We got into Ganges at about 9AM for a light breakfast at The Tree House Cafe again, kind of a go-to spot, as mentioned. The rain had stopped and the sky was a melancholic blue-grey, a colour it would retain for the rest of the day. I love days like that. Today, it occurred to me that this is in fact my favourite kind of day; not to “glarey”, not too hot. It was, in fact, the perfect day for a stroll.
Our waitperson mentioned that one cool thing to do would be to check out the cheese-making farm to the south of the island. So, off we went to see the chickens, and the goats at Stowell Lake Farm, where Salt Spring Island cheese is made from those animals, pasteurized, cultured, packaged, and sold internationally.
But it was still a walking day.
So we beat it to Fulford Harbour, grabbed some picnicky things, and headed off to Ruckle Park. The drive itself is magnificent, my favourite part being the heritage farm that precedes the entrance to the park itself. It’s been very dry lately, with “extreme dryness” conditions for those who are thinking of lighting camp fires. So the expanse of the farm is golden, accented by wooden fences, and a skirt of trees.
When we got to the park we had lunch and took our walk along the craggy shoreline, watching the boats and ferries, and avoiding the paths and the voices of other sojourners. The Girl wanted to play a game about a deer called Emily, and her new friend Frederick the Raccoon, an itinerant person with a love for eggs, and no home. She, as Emily, told me that she was an orphan, her parents killed by mountain lions. But she, as Emily, had made the best of it, inviting old Frederick to come and live with her, seeing as they were both lonely souls in the woods.

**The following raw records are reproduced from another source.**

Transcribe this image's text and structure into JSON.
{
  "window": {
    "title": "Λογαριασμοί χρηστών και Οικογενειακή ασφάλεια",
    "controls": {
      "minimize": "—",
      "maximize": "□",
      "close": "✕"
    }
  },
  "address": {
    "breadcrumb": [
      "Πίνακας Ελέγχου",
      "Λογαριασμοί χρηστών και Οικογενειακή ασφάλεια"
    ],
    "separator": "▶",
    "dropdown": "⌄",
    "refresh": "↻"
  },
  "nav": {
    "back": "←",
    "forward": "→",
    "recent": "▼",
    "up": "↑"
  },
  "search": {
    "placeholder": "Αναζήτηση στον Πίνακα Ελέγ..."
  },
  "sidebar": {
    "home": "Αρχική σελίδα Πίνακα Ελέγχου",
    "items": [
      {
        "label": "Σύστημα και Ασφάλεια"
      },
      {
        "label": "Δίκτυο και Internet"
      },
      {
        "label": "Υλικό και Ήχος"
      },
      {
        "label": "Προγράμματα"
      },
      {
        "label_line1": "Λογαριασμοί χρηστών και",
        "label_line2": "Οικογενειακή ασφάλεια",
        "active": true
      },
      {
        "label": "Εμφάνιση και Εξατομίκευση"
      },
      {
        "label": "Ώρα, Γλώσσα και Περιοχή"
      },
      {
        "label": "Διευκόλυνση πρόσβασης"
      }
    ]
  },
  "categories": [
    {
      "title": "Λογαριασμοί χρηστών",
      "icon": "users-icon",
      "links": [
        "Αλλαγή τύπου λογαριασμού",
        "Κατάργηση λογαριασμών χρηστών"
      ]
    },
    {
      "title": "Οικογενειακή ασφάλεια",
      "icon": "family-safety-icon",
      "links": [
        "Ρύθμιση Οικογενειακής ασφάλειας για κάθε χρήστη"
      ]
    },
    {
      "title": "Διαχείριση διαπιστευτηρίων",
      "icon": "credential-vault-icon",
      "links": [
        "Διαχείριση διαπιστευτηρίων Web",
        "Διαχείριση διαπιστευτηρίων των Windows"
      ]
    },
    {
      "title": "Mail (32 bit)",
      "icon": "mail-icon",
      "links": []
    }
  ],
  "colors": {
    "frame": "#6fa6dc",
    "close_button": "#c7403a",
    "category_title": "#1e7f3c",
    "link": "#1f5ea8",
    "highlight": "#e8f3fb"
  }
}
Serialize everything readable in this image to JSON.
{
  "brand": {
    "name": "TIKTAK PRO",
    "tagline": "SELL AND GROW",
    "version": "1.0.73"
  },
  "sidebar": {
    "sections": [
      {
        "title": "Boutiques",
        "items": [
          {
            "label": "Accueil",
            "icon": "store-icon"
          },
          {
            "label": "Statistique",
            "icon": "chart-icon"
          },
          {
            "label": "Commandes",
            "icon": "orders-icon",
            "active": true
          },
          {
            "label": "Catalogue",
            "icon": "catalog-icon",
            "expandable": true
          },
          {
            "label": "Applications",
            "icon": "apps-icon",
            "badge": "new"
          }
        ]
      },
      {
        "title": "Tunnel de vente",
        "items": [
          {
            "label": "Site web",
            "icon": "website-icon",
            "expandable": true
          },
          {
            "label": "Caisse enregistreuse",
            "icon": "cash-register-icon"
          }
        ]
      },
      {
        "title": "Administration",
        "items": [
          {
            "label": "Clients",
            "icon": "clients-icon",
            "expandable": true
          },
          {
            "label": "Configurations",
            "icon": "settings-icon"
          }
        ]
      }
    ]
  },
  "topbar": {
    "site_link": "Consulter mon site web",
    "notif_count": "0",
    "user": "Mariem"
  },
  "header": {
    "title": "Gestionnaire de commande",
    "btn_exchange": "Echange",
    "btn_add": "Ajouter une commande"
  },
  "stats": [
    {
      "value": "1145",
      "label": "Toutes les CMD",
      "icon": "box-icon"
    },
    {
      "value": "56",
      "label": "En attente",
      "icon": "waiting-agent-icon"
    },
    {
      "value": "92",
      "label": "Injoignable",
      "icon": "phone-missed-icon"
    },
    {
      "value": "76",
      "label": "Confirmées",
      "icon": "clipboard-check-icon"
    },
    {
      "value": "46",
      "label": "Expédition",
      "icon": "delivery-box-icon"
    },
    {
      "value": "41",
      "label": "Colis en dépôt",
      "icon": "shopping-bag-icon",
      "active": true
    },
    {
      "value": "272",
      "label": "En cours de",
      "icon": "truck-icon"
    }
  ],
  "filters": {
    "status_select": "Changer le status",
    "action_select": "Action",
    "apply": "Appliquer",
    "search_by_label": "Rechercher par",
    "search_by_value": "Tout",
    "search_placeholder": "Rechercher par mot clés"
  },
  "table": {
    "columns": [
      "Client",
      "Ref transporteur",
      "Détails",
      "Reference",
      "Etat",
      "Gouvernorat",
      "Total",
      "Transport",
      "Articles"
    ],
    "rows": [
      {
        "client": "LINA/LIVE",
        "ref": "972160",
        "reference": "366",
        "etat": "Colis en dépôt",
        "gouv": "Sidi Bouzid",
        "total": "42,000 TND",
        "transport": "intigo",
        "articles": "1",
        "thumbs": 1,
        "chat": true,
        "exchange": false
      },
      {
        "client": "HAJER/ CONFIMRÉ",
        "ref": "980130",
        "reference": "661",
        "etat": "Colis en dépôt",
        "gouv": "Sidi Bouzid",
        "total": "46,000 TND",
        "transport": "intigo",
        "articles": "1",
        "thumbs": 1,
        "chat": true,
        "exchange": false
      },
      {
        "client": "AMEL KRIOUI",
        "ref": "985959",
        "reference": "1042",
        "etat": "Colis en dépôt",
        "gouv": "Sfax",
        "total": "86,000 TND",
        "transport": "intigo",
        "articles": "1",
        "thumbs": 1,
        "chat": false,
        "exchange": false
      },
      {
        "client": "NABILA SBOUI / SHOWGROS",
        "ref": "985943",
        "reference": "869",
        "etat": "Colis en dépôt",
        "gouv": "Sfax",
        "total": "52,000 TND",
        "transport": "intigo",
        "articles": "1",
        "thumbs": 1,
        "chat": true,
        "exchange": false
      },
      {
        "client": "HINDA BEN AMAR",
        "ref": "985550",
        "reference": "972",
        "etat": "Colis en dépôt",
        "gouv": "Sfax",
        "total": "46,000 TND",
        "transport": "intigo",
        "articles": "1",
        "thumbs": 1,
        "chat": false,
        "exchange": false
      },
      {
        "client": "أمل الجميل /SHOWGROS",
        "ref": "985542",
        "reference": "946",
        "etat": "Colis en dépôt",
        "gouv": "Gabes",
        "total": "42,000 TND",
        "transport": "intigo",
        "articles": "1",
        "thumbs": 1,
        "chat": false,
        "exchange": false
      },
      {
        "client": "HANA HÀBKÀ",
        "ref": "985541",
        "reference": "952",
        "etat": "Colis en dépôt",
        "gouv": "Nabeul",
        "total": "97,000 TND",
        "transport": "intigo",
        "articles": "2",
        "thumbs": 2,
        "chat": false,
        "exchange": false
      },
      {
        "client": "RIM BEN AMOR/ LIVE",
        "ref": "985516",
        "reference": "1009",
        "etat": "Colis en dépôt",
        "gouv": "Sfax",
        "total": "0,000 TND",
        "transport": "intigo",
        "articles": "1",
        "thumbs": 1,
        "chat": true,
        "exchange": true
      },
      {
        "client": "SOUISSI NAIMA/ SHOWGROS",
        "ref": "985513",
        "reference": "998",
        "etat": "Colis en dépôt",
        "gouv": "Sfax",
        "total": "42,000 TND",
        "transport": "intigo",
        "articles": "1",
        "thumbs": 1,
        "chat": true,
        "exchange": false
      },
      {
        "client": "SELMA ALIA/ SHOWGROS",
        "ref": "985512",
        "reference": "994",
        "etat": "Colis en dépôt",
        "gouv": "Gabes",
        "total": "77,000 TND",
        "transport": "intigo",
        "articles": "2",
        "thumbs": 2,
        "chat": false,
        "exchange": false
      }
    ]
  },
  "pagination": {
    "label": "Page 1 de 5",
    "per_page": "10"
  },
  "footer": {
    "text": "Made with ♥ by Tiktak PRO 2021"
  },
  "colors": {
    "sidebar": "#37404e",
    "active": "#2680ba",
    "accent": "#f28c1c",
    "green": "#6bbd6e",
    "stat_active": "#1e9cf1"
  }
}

The Girl is only now beginning to write down her thoughts, and to take up regular reading (we bought one of the Redwall novels in Ganges before setting off …). But, I find that her sense of play is her primary storytelling medium. When she’s inhabiting a role, the stories just roll out of her.
We headed back for groceries, then a little bit of quiet time back at where we’re staying. We both need downtime in order to get the most out of a day, which in this case after a meal, an ice-cream cone, a walk, and a trip home for a quiet evening lying next to each other, reading books, and playing with the iPod (I had my phone, reading articles about the loss of Robin Williams and Lauren Bacall, who both have died since we arrived here).
What we’ve had here is a lot of close quarters time, enjoying each other’s company.